Data to use: Begin

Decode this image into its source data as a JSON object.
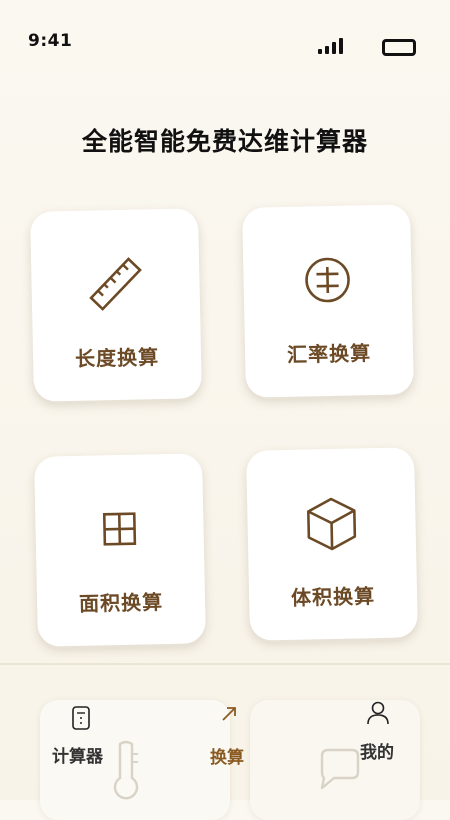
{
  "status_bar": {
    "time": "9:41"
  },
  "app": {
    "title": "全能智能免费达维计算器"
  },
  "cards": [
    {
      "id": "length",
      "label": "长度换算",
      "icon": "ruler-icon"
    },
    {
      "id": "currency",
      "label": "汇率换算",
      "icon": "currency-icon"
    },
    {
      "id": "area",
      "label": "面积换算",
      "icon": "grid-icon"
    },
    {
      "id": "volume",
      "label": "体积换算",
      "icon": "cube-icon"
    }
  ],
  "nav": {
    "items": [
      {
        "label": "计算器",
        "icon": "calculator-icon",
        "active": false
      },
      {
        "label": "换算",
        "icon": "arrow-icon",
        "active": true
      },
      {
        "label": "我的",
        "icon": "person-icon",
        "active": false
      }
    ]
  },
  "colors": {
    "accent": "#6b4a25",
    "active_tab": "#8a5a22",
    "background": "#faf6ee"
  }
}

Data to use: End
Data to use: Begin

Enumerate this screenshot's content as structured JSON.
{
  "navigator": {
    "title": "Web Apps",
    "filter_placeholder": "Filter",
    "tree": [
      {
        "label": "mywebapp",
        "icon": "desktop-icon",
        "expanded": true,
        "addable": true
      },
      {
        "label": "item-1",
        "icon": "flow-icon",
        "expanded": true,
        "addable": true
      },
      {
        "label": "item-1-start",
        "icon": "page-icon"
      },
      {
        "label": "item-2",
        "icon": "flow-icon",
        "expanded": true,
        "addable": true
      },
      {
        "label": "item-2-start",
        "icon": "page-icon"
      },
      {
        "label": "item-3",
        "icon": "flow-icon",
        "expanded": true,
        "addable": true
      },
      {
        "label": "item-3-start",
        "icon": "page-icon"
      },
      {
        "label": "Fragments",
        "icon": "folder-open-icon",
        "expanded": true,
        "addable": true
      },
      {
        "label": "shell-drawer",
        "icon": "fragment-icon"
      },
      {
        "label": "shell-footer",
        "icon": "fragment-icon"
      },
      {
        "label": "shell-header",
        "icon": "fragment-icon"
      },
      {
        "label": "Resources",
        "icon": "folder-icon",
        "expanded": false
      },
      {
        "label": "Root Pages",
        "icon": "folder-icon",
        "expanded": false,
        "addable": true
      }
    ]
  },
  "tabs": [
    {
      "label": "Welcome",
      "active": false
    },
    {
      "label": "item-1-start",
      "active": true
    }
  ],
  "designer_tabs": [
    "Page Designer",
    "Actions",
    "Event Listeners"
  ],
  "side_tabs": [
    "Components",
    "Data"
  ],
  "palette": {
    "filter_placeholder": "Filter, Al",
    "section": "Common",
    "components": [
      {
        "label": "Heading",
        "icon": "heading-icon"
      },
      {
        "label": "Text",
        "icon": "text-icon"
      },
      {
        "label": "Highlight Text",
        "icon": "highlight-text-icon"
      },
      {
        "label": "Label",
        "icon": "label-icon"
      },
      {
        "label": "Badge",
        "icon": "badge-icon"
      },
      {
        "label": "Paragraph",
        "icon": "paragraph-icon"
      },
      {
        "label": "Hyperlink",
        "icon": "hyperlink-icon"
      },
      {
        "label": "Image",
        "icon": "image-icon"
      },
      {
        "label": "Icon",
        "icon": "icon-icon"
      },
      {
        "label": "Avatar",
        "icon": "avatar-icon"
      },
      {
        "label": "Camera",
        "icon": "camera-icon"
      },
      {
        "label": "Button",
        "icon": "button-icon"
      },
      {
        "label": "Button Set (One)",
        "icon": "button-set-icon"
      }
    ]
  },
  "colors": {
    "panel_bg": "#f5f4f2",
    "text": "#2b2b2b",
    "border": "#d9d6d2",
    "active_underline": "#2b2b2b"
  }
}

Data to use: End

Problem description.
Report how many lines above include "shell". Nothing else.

Response below.
3